That’s what makes analyst firm RedMonk’s long-term language breakdowns so interesting: You can see how usage of these languages rises or dips over a period of several years. RedMonk determines long-term rankings by sourcing data via GitHub pull requests and Stack Overflow discussion. “The idea is not to offer a statistically valid representation of current usage, but rather to correlate language discussion and usage in an effort to extract insights into potential future adoption trends,” is how the firm describes its methodology; GitHub is used to measure the amount of code generated via a particular language, while Stack Overflow is used to determine “chatter” or “buzz” around a language.
For the latest edition of the long-term chart, it’s interesting to see that Python is on the rise, as is CSS, Swift and TypeScript; C, Objective-C, and Scala are a bit down. Many languages, though, are pretty steady overall:

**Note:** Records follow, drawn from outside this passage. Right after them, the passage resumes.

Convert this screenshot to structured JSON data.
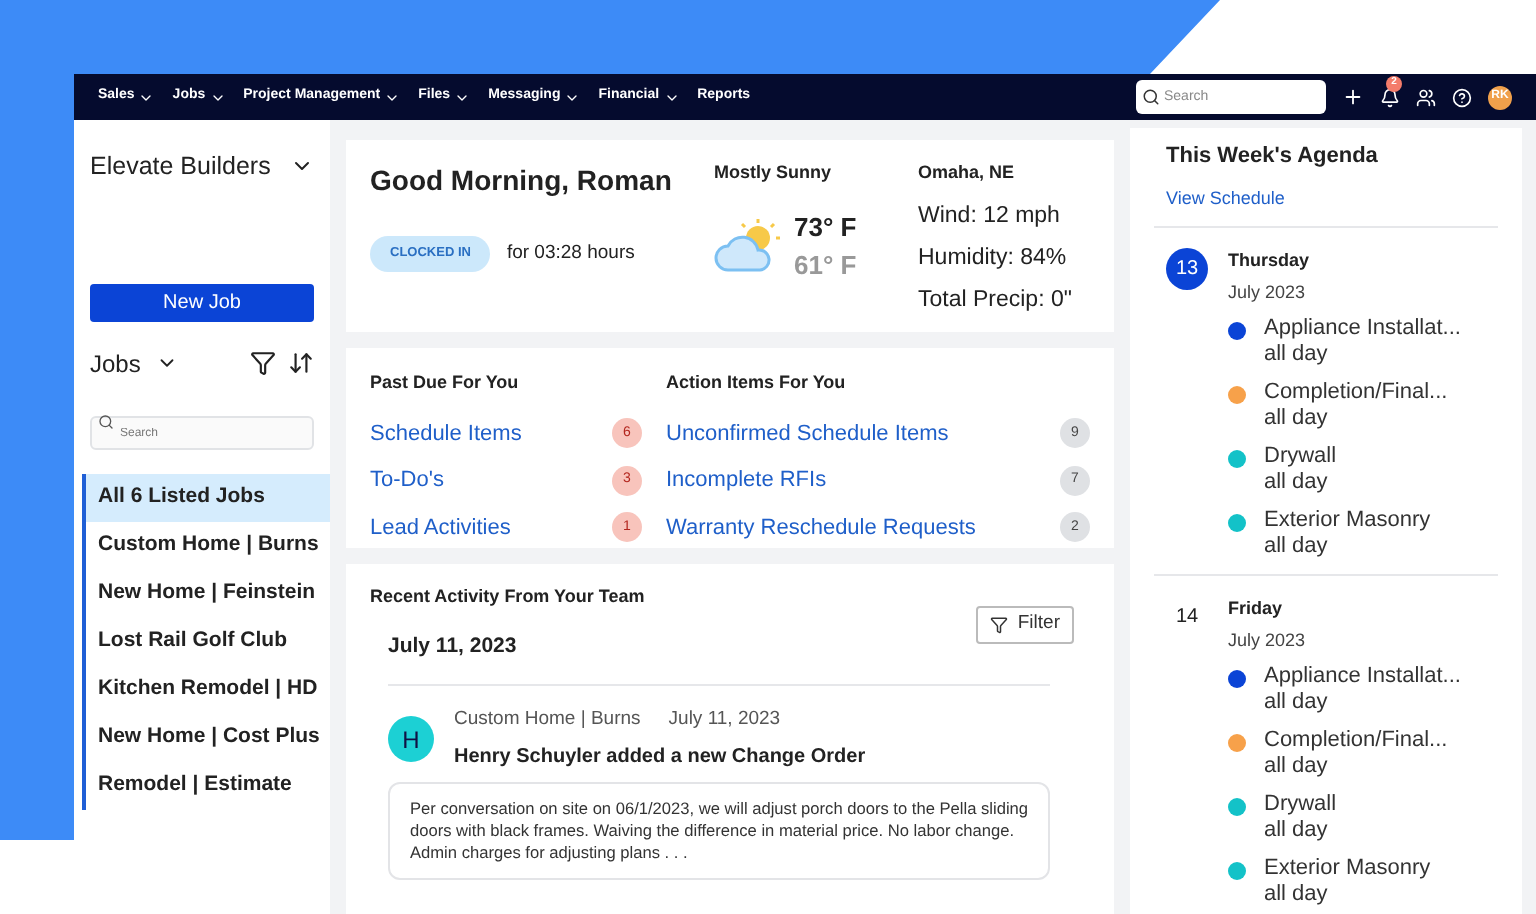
{
  "nav": {
    "menus": [
      {
        "label": "Sales"
      },
      {
        "label": "Jobs"
      },
      {
        "label": "Project Management"
      },
      {
        "label": "Files"
      },
      {
        "label": "Messaging"
      },
      {
        "label": "Financial"
      },
      {
        "label": "Reports",
        "caret": false
      }
    ],
    "search": {
      "placeholder": "Search"
    },
    "notifications": "2",
    "avatar": "RK"
  },
  "sidebar": {
    "company": "Elevate Builders",
    "new_job": "New Job",
    "jobs_label": "Jobs",
    "search": {
      "placeholder": "Search"
    },
    "items": [
      {
        "label": "All 6 Listed Jobs",
        "selected": true
      },
      {
        "label": "Custom Home | Burns",
        "selected": false
      },
      {
        "label": "New Home | Feinstein",
        "selected": false
      },
      {
        "label": "Lost Rail Golf Club",
        "selected": false
      },
      {
        "label": "Kitchen Remodel | HD",
        "selected": false
      },
      {
        "label": "New Home | Cost Plus",
        "selected": false
      },
      {
        "label": "Remodel | Estimate",
        "selected": false
      }
    ]
  },
  "greeting": {
    "title": "Good Morning, Roman",
    "status": "CLOCKED IN",
    "duration": "for 03:28 hours"
  },
  "weather": {
    "condition": "Mostly Sunny",
    "high": "73° F",
    "low": "61° F",
    "location": "Omaha, NE",
    "details": [
      "Wind: 12 mph",
      "Humidity: 84%",
      "Total Precip: 0\""
    ]
  },
  "past_due": {
    "title": "Past Due For You",
    "items": [
      {
        "label": "Schedule Items",
        "count": "6"
      },
      {
        "label": "To-Do's",
        "count": "3"
      },
      {
        "label": "Lead Activities",
        "count": "1"
      }
    ]
  },
  "action_items": {
    "title": "Action Items For You",
    "items": [
      {
        "label": "Unconfirmed Schedule Items",
        "count": "9"
      },
      {
        "label": "Incomplete RFIs",
        "count": "7"
      },
      {
        "label": "Warranty Reschedule Requests",
        "count": "2"
      }
    ]
  },
  "activity": {
    "title": "Recent Activity From Your Team",
    "filter": "Filter",
    "date": "July 11, 2023",
    "entries": [
      {
        "avatar": "H",
        "job": "Custom Home | Burns",
        "date": "July 11, 2023",
        "headline": "Henry Schuyler added a new Change Order",
        "body": "Per conversation on site on 06/1/2023, we will adjust porch doors to the Pella sliding doors with black frames. Waiving the difference in material price. No labor change. Admin charges for adjusting plans . . ."
      }
    ]
  },
  "agenda": {
    "title": "This Week's Agenda",
    "link": "View Schedule",
    "days": [
      {
        "day": "13",
        "weekday": "Thursday",
        "month": "July 2023",
        "selected": true,
        "events": [
          {
            "name": "Appliance Installat...",
            "time": "all day",
            "color": "#0b44d6"
          },
          {
            "name": "Completion/Final...",
            "time": "all day",
            "color": "#f7a14a"
          },
          {
            "name": "Drywall",
            "time": "all day",
            "color": "#13c2c8"
          },
          {
            "name": "Exterior Masonry",
            "time": "all day",
            "color": "#13c2c8"
          }
        ]
      },
      {
        "day": "14",
        "weekday": "Friday",
        "month": "July 2023",
        "selected": false,
        "events": [
          {
            "name": "Appliance Installat...",
            "time": "all day",
            "color": "#0b44d6"
          },
          {
            "name": "Completion/Final...",
            "time": "all day",
            "color": "#f7a14a"
          },
          {
            "name": "Drywall",
            "time": "all day",
            "color": "#13c2c8"
          },
          {
            "name": "Exterior Masonry",
            "time": "all day",
            "color": "#13c2c8"
          }
        ]
      }
    ]
  }
}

One interesting thing to note: After a roller-coaster ride over the past few years, R is actually four ranks above where it was in 2012. That runs counter to the popular narrative, which suggests that R, primarily used by data scientists and analysts as part of their workflow, is being eaten away by Python. Indeed, numerous surveys over the years have suggested that R use among data and analytics professionals has been falling at the expense of Python.
However, the RedMonk data suggests that R is more than holding its own as a niche language. That echoes the recent findings of the TIOBE Index, which saw R rise to eighth place from 20th in its language rankings.
Python is also on the rise, coming in second place on RedMonk’s rankings, no doubt thanks to its increasing use in everything from data analytics to A.I. work. “Underrated and often overlooked, the versatility of the language remains both its calling card and the basis for its continued strength,” reads RedMonk’s analysis. “Much like Perl in its heyday, Python is the glue for thousands of small projects and the basis for countless personal scripts, including a few that retrieve data for these rankings. But it continues to find its footing amongst emerging and expanding categories, whether that’s data science a few years ago or GPT-3 work today.”
But as you can see from the chart, “big” languages like Python generally haven’t moved very much in the rankings over the past several years; it’s in the lower rankings, where only a few thousand developers can have a sizable effect on a language’s overall usage, where you see quite a bit of turbulence. It’s anybody’s guess what this list might look like five years from now, but Python will probably still be there.